(by guest blogger Ada Guadalupe, Renewal House Shelter Manager)
Renewal House is a special place to me. I have worked here for over 15 years and have enjoyed the opportunities this work and this agency have provided me.
I am most pleased with the work we do in the community and the connections we maintain with former residents. The community work has changed over the years, and is important to the people we serve. It started when I was doing a domestic violence support group at Latinas y Ninos, a substance abuse program for women and children. I lead groups there and people were very engaged and connected. Then, under former Renewal House Director Parisa Parsa, we started Sisters Together Offering Peace (STOP) and many of the women from Latinas y Ninos came to that group as well.
Working in the community is difficult and important work. Difficult because most often the people who participate have little or no resource and often are still in the abusive relationship. And important because so many services have been cut over the years -- and without, us these folks would have no one.
For the last six months I have been offering “office hours” at the UU Urban Ministry’s program and office space at First Church in Roxbury for community residents in need. I provide assistance to those seeking support around homelessness, domestic violence, legal issues and a wide variety of other things. We have publicized this new service with our community partners, and have had a good response.
Another recent outreach effort for both shelter residents and community members is our new ESL class, launched in collaboration with some of our volunteers. This will add to the “traffic” in the UU Urban Ministry and increase our ability to connect with more people.
In addition, our Harvard Divinity School intern, Juliana dos Santos, is leading a yoga group on Wednesdays at the UU Urban Ministry for shelter residents and community members. Yoga provides good exercise and has proven to be helpful in the work of healing.
Renewal House began the practice of working with former residents when I noticed that the residents leaving our program were so sad. Often, we had become their community and they felt that moving on meant they were losing us. I spoke with then-Director Joyce King, who said I was welcome to continue working with former guests if I so desired – so I did. We added a section on the exit interview about ongoing follow-up and asked residents to let us know if they wanted to continue to work with us.

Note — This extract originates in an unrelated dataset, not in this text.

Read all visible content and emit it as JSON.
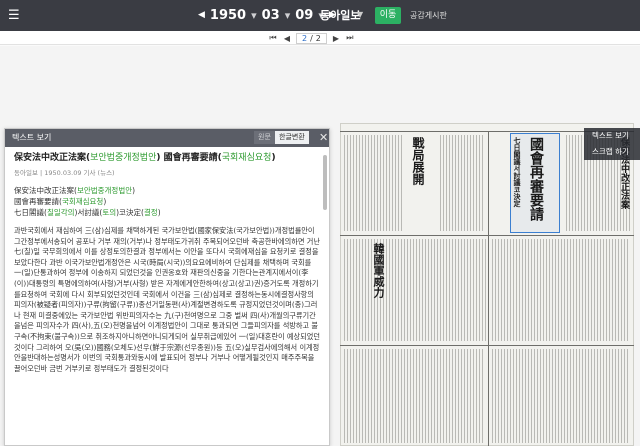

The connection with former residents has been wonderful. For Renewal House staff members, who encounter our guests at the lowest point in their lives, the opportunity to support them beyond their time in shelter provides a reassuring window into post-shelter life -- life does move on, and healing and wholeness can happen. Of course, not all of the people we work with are free of struggle and difficulty, but they do know that they can call on us for resources and support. These days, we have several gatherings throughout the year for current and former residents. Some gatherings are simply social engagements, and some provide education/enrichment for adults and children. It’s a chance for families and individuals to be around others who share their experience of abuse. They learn and gain support from one another.
I was raised Catholic. At times, I have been unhappy with the church and stopped participating. However, I feel as though my faith has driven me throughout my life to do good to those I meet. I believe the church is in me and I take it wherever I go. This is another reason I love working at Renewal House. The opportunity to talk with the residents about their own faith and how it can serve as a resource in their lives is very meaningful to me. Many of the people we serve come to us with nothing. Their abusers have taken everything away from them – except their faith. The opportunity for these folks to see this resource and build on it in a community of support is immensely helpful. We occasionally have residents who are resistant to the faith component in our program. We simply let them know that it is a resource for them to use in whatever way is most helpful to them.
And that is the beauty of the Unitarian Universalist faith – it is inclusive, open to exploration and accepting of all faith traditions. Working in a program that values spirituality is so important to me and, more importantly, to our guests. Furthermore, the ongoing support of Unitarian Universalist congregations helps us make even more of a difference.
From our Holiday party sponsored by First Parish in Kingston, to the prayer shawls from Follen Church, to all the UU individuals who respond to our pleas for Halloween costumes, event tickets, or baby shower items, we try to offer our guests much more than mere shelter. All of these “extras” make Renewal House a program that truly is about renewal for those who come in our doors.